▶ [Problem description]: Every entry should be repeated exactly. Omit the pictures.
*** Opening Extracted data ***
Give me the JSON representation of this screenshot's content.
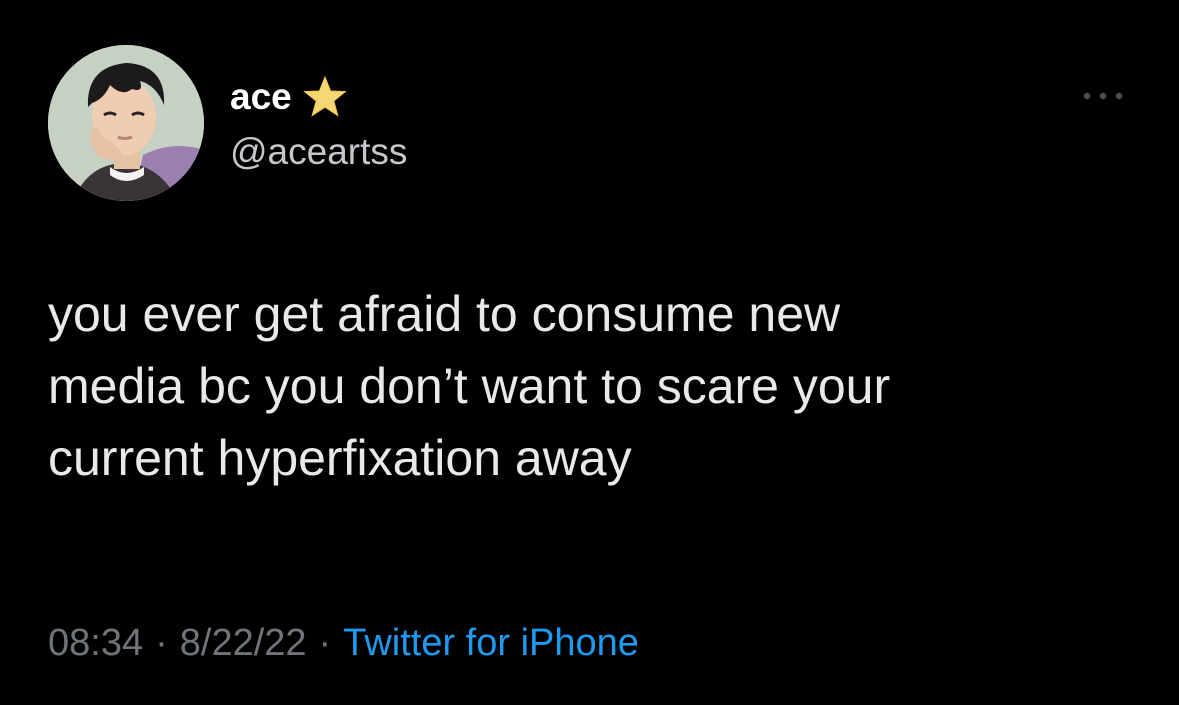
{
  "tweet": {
    "author": {
      "display_name": "ace",
      "handle": "@aceartss",
      "badge_icon": "star-icon"
    },
    "more_icon": "more-icon",
    "text": "you ever get afraid to consume new\nmedia bc you don’t want to scare your\ncurrent hyperfixation away",
    "meta": {
      "time": "08:34",
      "separator": "·",
      "date": "8/22/22",
      "source": "Twitter for iPhone"
    }
  },
  "colors": {
    "background": "#000000",
    "text": "#e9e9e9",
    "muted": "#6e7479",
    "link": "#1d9bf0",
    "star": "#f7d774"
  }
}
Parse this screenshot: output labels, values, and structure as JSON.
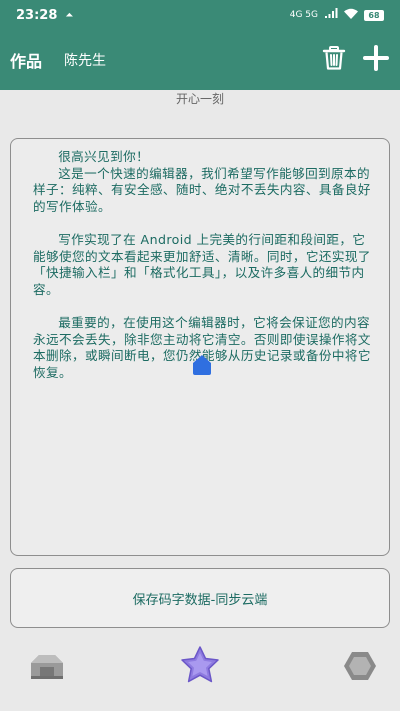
{
  "status_bar": {
    "time": "23:28",
    "network": "4G 5G",
    "battery": "68"
  },
  "app_bar": {
    "title": "作品",
    "author": "陈先生",
    "delete_icon": "trash-icon",
    "add_icon": "plus-icon"
  },
  "subtitle": "开心一刻",
  "editor": {
    "paragraphs": [
      "很高兴见到你！",
      "这是一个快速的编辑器，我们希望写作能够回到原本的样子：纯粹、有安全感、随时、绝对不丢失内容、具备良好的写作体验。",
      "写作实现了在 Android 上完美的行间距和段间距，它能够使您的文本看起来更加舒适、清晰。同时，它还实现了「快捷输入栏」和「格式化工具」，以及许多喜人的细节内容。",
      "最重要的，在使用这个编辑器时，它将会保证您的内容永远不会丢失，除非您主动将它清空。否则即使误操作将文本删除，或瞬间断电，您仍然能够从历史记录或备份中将它恢复。"
    ]
  },
  "save_button": {
    "label": "保存码字数据-同步云端"
  },
  "bottom_nav": {
    "items": [
      "house-icon",
      "star-icon",
      "hexagon-icon"
    ]
  },
  "colors": {
    "accent": "#3a8a76",
    "text": "#1c6b62",
    "caret": "#2f6fe0",
    "star": "#8e7be0"
  }
}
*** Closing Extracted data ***
▶ [Solution]:
Give me the JSON representation of this screenshot's content.
{
  "tweet": {
    "author": {
      "display_name": "ace",
      "handle": "@aceartss",
      "badge_icon": "star-icon"
    },
    "more_icon": "more-icon",
    "text": "you ever get afraid to consume new\nmedia bc you don’t want to scare your\ncurrent hyperfixation away",
    "meta": {
      "time": "08:34",
      "separator": "·",
      "date": "8/22/22",
      "source": "Twitter for iPhone"
    }
  },
  "colors": {
    "background": "#000000",
    "text": "#e9e9e9",
    "muted": "#6e7479",
    "link": "#1d9bf0",
    "star": "#f7d774"
  }
}
Parse this screenshot: output labels, values, and structure as JSON.
{
  "status_bar": {
    "time": "23:28",
    "network": "4G 5G",
    "battery": "68"
  },
  "app_bar": {
    "title": "作品",
    "author": "陈先生",
    "delete_icon": "trash-icon",
    "add_icon": "plus-icon"
  },
  "subtitle": "开心一刻",
  "editor": {
    "paragraphs": [
      "很高兴见到你！",
      "这是一个快速的编辑器，我们希望写作能够回到原本的样子：纯粹、有安全感、随时、绝对不丢失内容、具备良好的写作体验。",
      "写作实现了在 Android 上完美的行间距和段间距，它能够使您的文本看起来更加舒适、清晰。同时，它还实现了「快捷输入栏」和「格式化工具」，以及许多喜人的细节内容。",
      "最重要的，在使用这个编辑器时，它将会保证您的内容永远不会丢失，除非您主动将它清空。否则即使误操作将文本删除，或瞬间断电，您仍然能够从历史记录或备份中将它恢复。"
    ]
  },
  "save_button": {
    "label": "保存码字数据-同步云端"
  },
  "bottom_nav": {
    "items": [
      "house-icon",
      "star-icon",
      "hexagon-icon"
    ]
  },
  "colors": {
    "accent": "#3a8a76",
    "text": "#1c6b62",
    "caret": "#2f6fe0",
    "star": "#8e7be0"
  }
}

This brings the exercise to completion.